A Study of Compliance with the Lighting Provisions of the Minnesota State Building Code for Small Commercial Buildings


Building energy use is a substantial part of the nation's total energy use, and a majority of commercial building energy use is for lighting and lighting-related cooling, making it a prime candidate for energy efficiency measures and minimum efficiency building code standards. Previous studies have found that lighting improvements account for a large share of the potential savings from energy codes, however studies also indicate that the mere enactment of codes is not sufficient to produce a high degree of code compliance.

In an effort to improve code compliance, the Minnesota Department of Public Service (DPS) instituted a series of informational seminars on the lighting portion of the state building energy code for designers, contractors, and code officials. They also commissioned the present study to determine the current levels of awareness of the energy code and compliance with it and to assess the impact of the seminars on awareness and compliance. The first phase of this study involved two telephone surveys that were administered to lighting designers and contractors and to code officials. The second phase involved plan reviews and site visits to determine the code compliance of a sample of recently constructed commercial buildings.

The survey results followed a fairly consistent pattern in which the highest familiarity with various aspects of the lighting code, the state compliance forms, and the DPS seminars was found among designers, followed by contractors and then code officials. Claimed levels of familiarity with the code were quite high, but inappropriate answers to specific code questions and the high marks given to the seminars for further increasing their knowledge indicate that their familiarity may have been over-stated. Firms that were aware of the seminars were very likely to have sent someone, and attendees gave high marks to the seminars as informational vehicles (though not quite so high as significant influences on their subsequent compliance practices). However, the rate of attendance was low enough among the entire respondent group that the seminars were given low marks overall for their influence on current practices.

All respondent groups reported substantial changes in lighting design practices since the current code was enacted in 1992, with adoption and enforcement of the code, utility rebate programs, falling prices for efficient equipment, and general shifts in industry practices all named as factors causing that change. The principal types of changes included increased use of T8 fluorescent bulbs, electronic ballasts, compact fluorescent lamps, occupancy sensors and photosensors, and increased spacing of fixtures. All three groups estimated current compliance rates at about 50%, which closely matches the observed rate of plan review compliance with the power density requirements but is somewhat higher than the corresponding power density compliance rate for site visit cases (and much higher than the overall site visit compliance rate when control requirements are also taken into consideration). The list of cities thought by designers and contractors to have enforcement procedures in place and the responses by code officials about whether their own cities have such procedures were strikingly inconsistent, which was probably due mostly to misunderstanding and errors, but could also have involved some differences of opinion about just what constitutes enforcement. There was much more unanimity regarding the changes needed to increase compliance. Each group surveyed believed that there needs to be more (and more uniform) enforcement supported by adequate funding, more training and notification of all involved parties, and modification of the code to make it clearer and simpler to apply.
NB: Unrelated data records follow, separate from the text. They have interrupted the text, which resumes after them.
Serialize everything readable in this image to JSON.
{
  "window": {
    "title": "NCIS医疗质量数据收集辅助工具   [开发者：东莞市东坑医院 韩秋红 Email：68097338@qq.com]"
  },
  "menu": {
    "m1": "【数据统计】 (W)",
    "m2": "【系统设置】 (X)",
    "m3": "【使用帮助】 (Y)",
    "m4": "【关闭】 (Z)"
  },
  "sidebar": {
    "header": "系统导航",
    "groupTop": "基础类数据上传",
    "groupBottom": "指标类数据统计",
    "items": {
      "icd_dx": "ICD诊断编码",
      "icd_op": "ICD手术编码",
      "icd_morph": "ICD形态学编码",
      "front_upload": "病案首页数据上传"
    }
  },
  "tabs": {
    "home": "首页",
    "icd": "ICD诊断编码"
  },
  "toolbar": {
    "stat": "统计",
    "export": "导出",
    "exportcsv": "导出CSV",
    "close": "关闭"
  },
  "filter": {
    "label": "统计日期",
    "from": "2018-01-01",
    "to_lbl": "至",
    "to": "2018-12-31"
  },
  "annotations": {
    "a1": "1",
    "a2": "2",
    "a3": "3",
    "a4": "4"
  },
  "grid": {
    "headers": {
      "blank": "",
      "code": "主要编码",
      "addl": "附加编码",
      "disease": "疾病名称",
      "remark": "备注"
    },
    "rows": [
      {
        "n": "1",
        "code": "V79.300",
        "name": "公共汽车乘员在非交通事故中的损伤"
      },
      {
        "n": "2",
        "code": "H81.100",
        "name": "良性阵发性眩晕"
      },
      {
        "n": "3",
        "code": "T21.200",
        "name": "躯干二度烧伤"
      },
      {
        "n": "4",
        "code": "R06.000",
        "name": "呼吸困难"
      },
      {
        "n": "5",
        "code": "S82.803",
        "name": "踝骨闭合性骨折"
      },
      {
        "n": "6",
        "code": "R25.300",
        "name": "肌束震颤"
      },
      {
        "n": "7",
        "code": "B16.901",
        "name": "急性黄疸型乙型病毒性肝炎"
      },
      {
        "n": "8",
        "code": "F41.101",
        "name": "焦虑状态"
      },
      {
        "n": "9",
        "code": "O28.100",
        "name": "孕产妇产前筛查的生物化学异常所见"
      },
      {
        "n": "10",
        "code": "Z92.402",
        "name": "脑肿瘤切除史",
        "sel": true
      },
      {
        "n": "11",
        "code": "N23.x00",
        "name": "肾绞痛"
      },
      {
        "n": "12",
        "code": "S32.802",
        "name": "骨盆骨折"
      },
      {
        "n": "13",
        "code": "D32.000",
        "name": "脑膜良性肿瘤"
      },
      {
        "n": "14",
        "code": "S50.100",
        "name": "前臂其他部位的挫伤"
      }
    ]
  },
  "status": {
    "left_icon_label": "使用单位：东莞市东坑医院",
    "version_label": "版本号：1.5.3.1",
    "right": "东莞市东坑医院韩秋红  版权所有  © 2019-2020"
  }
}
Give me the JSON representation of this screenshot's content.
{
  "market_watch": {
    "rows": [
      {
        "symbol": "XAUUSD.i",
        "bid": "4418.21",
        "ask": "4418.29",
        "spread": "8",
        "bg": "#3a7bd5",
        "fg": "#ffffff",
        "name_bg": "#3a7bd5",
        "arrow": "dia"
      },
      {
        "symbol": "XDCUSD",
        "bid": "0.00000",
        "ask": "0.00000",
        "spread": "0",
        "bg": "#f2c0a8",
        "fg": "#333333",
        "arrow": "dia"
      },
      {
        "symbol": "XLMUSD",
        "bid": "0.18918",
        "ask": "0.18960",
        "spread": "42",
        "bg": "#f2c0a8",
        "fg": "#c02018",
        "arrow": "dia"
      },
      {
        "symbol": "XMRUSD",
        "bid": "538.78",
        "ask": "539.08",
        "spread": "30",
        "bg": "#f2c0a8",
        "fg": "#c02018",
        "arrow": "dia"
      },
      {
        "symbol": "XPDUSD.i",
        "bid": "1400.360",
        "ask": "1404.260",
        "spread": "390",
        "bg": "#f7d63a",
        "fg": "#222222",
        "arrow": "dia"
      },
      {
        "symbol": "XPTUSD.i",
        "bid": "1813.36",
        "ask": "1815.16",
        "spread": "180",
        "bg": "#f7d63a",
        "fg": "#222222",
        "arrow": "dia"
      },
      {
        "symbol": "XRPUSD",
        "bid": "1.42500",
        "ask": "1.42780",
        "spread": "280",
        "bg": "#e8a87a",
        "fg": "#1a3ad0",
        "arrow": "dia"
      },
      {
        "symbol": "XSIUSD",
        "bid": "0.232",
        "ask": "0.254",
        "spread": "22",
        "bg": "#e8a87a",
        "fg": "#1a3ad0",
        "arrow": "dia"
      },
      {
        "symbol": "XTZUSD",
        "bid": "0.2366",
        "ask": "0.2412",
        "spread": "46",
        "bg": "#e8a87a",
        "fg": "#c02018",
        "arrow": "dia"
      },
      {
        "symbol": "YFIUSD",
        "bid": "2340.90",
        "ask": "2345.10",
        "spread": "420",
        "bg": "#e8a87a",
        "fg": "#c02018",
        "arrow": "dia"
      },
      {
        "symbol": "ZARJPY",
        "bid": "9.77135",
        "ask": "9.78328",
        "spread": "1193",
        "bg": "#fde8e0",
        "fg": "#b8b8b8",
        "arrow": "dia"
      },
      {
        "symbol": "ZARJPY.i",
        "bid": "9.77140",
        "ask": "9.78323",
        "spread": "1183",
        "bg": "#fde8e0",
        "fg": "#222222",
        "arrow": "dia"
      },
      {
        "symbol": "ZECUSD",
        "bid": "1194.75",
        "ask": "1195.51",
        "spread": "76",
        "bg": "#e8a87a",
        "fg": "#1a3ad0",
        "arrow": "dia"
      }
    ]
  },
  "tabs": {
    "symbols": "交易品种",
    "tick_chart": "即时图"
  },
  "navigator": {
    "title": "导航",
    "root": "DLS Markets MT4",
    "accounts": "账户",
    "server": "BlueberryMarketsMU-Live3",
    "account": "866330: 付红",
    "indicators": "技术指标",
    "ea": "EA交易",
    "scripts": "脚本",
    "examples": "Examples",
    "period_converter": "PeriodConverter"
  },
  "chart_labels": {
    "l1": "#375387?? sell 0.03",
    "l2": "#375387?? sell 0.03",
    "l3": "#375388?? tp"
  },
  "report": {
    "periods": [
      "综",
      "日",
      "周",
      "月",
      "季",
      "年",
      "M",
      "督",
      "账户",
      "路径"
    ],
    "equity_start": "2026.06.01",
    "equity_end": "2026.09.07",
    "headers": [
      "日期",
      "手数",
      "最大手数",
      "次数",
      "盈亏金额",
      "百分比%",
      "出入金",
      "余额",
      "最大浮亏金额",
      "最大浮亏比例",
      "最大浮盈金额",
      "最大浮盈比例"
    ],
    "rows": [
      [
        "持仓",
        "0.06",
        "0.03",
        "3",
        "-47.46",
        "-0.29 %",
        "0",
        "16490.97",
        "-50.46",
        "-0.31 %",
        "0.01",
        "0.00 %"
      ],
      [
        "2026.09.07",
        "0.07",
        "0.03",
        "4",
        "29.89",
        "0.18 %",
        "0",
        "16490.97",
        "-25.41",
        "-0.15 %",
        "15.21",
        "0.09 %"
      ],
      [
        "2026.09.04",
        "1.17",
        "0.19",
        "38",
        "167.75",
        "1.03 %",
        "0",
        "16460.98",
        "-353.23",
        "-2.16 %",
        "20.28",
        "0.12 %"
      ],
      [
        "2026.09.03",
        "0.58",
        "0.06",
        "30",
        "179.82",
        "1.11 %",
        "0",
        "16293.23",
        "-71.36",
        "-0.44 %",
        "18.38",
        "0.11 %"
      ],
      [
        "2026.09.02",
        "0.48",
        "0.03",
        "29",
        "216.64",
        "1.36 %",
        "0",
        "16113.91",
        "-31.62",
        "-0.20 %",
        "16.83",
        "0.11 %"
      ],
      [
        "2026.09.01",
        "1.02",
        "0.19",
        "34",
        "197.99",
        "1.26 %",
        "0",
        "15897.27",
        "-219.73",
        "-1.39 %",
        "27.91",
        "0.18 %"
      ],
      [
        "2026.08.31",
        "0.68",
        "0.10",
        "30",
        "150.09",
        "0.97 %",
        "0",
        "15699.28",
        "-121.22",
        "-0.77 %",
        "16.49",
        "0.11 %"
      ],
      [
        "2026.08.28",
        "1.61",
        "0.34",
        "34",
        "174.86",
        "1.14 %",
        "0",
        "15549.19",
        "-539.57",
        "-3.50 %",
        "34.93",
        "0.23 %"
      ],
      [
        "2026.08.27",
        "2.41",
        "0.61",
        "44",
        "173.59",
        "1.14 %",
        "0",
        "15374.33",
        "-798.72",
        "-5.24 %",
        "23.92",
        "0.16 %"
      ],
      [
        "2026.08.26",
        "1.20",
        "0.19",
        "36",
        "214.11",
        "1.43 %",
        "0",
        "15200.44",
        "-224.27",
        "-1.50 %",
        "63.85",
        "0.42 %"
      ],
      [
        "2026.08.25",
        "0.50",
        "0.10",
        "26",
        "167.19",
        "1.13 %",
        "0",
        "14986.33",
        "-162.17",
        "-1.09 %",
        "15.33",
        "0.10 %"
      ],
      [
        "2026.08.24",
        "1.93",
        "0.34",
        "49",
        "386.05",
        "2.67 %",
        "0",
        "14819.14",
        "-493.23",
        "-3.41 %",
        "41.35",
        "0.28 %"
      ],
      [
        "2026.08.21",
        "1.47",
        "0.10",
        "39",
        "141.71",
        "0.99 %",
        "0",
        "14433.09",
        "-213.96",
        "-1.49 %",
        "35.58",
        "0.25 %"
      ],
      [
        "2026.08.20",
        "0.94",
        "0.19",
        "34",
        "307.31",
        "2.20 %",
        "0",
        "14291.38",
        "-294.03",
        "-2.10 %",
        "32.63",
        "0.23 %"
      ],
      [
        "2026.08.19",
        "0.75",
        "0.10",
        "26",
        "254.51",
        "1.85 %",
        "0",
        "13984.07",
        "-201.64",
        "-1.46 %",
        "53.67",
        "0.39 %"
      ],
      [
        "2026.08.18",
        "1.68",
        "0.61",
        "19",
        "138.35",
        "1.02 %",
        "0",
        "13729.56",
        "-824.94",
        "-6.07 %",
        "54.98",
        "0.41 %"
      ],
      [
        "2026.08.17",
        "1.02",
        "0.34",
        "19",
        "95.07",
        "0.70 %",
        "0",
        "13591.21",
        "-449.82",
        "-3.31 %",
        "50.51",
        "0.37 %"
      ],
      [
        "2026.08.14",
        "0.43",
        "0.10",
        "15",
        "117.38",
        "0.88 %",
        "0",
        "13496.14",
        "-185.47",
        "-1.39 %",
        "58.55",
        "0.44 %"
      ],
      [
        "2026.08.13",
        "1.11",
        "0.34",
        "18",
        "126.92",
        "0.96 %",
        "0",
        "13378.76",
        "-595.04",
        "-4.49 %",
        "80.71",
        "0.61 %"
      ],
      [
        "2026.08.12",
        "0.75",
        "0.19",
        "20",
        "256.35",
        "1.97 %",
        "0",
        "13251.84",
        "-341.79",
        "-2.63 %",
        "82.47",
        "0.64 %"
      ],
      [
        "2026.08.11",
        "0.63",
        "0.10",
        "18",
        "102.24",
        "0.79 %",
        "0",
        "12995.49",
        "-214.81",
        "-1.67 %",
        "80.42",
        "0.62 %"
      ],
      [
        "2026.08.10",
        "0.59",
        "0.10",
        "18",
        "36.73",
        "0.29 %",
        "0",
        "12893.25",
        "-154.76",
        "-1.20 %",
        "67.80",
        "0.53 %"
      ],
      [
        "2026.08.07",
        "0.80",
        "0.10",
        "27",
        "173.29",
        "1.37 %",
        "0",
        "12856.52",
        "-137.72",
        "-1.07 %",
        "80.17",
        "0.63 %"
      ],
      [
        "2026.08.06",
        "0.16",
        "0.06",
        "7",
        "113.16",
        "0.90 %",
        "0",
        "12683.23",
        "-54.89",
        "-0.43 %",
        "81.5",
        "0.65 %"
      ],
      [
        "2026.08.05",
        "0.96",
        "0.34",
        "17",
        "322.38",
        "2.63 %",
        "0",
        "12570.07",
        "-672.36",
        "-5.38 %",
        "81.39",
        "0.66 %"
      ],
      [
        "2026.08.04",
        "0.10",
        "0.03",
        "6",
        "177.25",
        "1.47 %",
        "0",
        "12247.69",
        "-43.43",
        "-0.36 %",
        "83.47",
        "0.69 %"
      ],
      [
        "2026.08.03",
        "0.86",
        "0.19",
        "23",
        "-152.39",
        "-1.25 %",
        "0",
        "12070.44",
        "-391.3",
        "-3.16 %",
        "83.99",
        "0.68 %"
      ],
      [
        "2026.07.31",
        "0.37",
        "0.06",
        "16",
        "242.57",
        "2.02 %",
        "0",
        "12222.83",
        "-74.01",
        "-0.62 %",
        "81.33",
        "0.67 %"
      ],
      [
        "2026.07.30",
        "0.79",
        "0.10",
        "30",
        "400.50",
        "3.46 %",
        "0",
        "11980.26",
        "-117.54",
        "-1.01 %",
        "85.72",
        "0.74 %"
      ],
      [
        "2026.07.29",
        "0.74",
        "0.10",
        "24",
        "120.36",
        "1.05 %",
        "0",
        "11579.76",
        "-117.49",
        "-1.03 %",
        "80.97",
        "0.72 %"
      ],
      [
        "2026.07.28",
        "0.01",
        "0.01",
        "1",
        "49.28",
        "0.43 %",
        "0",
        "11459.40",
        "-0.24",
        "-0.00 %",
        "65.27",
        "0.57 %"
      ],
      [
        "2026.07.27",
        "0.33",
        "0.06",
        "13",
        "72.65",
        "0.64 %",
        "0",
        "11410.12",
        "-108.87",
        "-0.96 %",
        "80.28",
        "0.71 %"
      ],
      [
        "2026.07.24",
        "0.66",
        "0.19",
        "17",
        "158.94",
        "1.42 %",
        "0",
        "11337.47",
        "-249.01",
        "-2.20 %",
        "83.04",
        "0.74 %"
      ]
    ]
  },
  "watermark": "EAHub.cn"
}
There were enough complaints about particular code limitations to suggest that the power density and control standards be reviewed in order to better match industry practices and customer desires in a number of specific building classes.

A sample of 40 commercial buildings was recruited that was split between firms that did or did not participate in the seminars and between the periods before and after the seminar, with matching by design firms and building types. The overall compliance rate was 50% from plan reviews and 42% from site audits based on allowable wattages per square foot, results that are roughly comparable with the survey estimates of overall compliance in the state. Including the lighting control standards lowered those rates further to 10% and 14%, respectively. There were no significant differences by participant status or time, so the training did not appear to have had an immediate effect on compliance. There was a suggestive but marginally non-significant difference in compliance rates by building types.

There appears to be some need for further education of designers and contractors about the code and what is involved in designing to meet it, but the training should probably have more hands-on detail and be separately tailored to the different groups. Design and code compliance training may be best targeted at contractors with limited design staff resources and expertise, but it would need to be delivered in a focused and low cost manner to be cost effective. Previous studies suggest that it would not be too difficult for designers and contractors to meet the code, requiring only a few changes in typical design practices and the specification of a few types of state of the art equipment rather than the traditionally used equipment.

There appears to be a greater need to educate code officials, but an equally important barrier to greater enforcement is the lack of funding and support needed to carry out energy code enforcement in addition to their other tasks in times of common cut-backs of funding and staffing. To the extent that code officials have a tendency not to consider the energy code an important part of their job, it would perhaps be more useful to develop ways to fund the use of specialized contract employees for energy code checking. This and other initiatives could be funded in part from utility Conservation Improvement Program (CIP) funds if the regulatory resistance to using such funds to ensure code compliance could be overcome. Another funding mechanism (and compliance incentive) might be to have differential hook-up fees for new buildings based on their energy efficiency.

Full report (PDF)
A Study of Compliance with the Lighting Provisions of the Minnesota State Building Code for Small Commercial Buildings